[Items from an interface collection]
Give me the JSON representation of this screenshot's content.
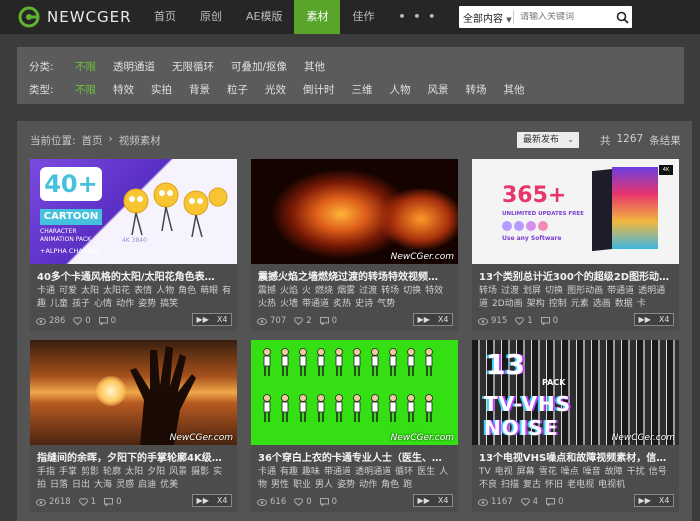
{
  "header": {
    "logo_text": "NEWCGER",
    "nav": [
      {
        "label": "首页",
        "active": false
      },
      {
        "label": "原创",
        "active": false
      },
      {
        "label": "AE模版",
        "active": false
      },
      {
        "label": "素材",
        "active": true
      },
      {
        "label": "佳作",
        "active": false
      },
      {
        "label": "• • •",
        "active": false
      }
    ],
    "search": {
      "scope": "全部内容",
      "placeholder": "请输入关键词"
    }
  },
  "filters": {
    "category_label": "分类:",
    "categories": [
      "不限",
      "透明通道",
      "无限循环",
      "可叠加/抠像",
      "其他"
    ],
    "type_label": "类型:",
    "types": [
      "不限",
      "特效",
      "实拍",
      "背景",
      "粒子",
      "光效",
      "倒计时",
      "三维",
      "人物",
      "风景",
      "转场",
      "其他"
    ]
  },
  "crumb": {
    "label": "当前位置:",
    "home": "首页",
    "sep": "›",
    "current": "视频素材"
  },
  "sort": {
    "selected": "最新发布"
  },
  "count": {
    "prefix": "共",
    "value": "1267",
    "suffix": "条结果"
  },
  "cards": [
    {
      "title": "40多个卡通风格的太阳/太阳花角色表…",
      "tags": [
        "卡通",
        "可爱",
        "太阳",
        "太阳花",
        "表情",
        "人物",
        "角色",
        "萌眼",
        "有趣",
        "儿童",
        "孩子",
        "心情",
        "动作",
        "姿势",
        "搞笑"
      ],
      "views": "286",
      "likes": "0",
      "comments": "0",
      "play": "X4",
      "watermark": ""
    },
    {
      "title": "震撼火焰之墙燃烧过渡的转场特效视频…",
      "tags": [
        "震撼",
        "火焰",
        "火",
        "燃烧",
        "烟雾",
        "过渡",
        "转场",
        "切换",
        "特效",
        "火热",
        "火墙",
        "带通道",
        "炙热",
        "史诗",
        "气势"
      ],
      "views": "707",
      "likes": "2",
      "comments": "0",
      "play": "X4",
      "watermark": "NewCGer.com"
    },
    {
      "title": "13个类别总计近300个的超级2D图形动…",
      "tags": [
        "转场",
        "过渡",
        "划屏",
        "切换",
        "图形动画",
        "带通道",
        "透明通道",
        "2D动画",
        "架构",
        "控制",
        "元素",
        "选画",
        "数据",
        "卡"
      ],
      "views": "915",
      "likes": "1",
      "comments": "0",
      "play": "X4",
      "watermark": ""
    },
    {
      "title": "指缝间的余晖，夕阳下的手掌轮廓4K级…",
      "tags": [
        "手指",
        "手掌",
        "剪影",
        "轮廓",
        "太阳",
        "夕阳",
        "风景",
        "摄影",
        "实拍",
        "日落",
        "日出",
        "大海",
        "灵感",
        "启迪",
        "优美"
      ],
      "views": "2618",
      "likes": "1",
      "comments": "0",
      "play": "X4",
      "watermark": "NewCGer.com"
    },
    {
      "title": "36个穿白上衣的卡通专业人士（医生、…",
      "tags": [
        "卡通",
        "有趣",
        "趣味",
        "带通道",
        "透明通道",
        "循环",
        "医生",
        "人物",
        "男性",
        "职业",
        "男人",
        "姿势",
        "动作",
        "角色",
        "跑"
      ],
      "views": "616",
      "likes": "0",
      "comments": "0",
      "play": "X4",
      "watermark": "NewCGer.com"
    },
    {
      "title": "13个电视VHS噪点和故障视频素材，信…",
      "tags": [
        "TV",
        "电视",
        "屏幕",
        "雪花",
        "噪点",
        "噪音",
        "故障",
        "干扰",
        "信号不良",
        "扫描",
        "复古",
        "怀旧",
        "老电视",
        "电视机"
      ],
      "views": "1167",
      "likes": "4",
      "comments": "0",
      "play": "X4",
      "watermark": "NewCGer.com"
    }
  ],
  "thumb_text": {
    "c1_big": "40+",
    "c1_cartoon": "CARTOON",
    "c1_sub": "CHARACTER ANIMATION PACK",
    "c1_alpha": "+ALPHA CHANNEL",
    "c1_res": "4K 3840",
    "c3_big": "365+",
    "c3_sub": "UNLIMITED UPDATES FREE",
    "c3_use": "Use any Software",
    "c6_num": "13",
    "c6_pack": "PACK",
    "c6_title1": "TV-VHS",
    "c6_title2": "NOISE"
  },
  "colors": {
    "accent": "#59a52c",
    "active_filter": "#6cc23a",
    "page_bg": "#3c3c3c"
  }
}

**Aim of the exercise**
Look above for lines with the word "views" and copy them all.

**Written reply**
      "views": "286",
      "views": "707",
      "views": "915",
      "views": "2618",
      "views": "616",
      "views": "1167",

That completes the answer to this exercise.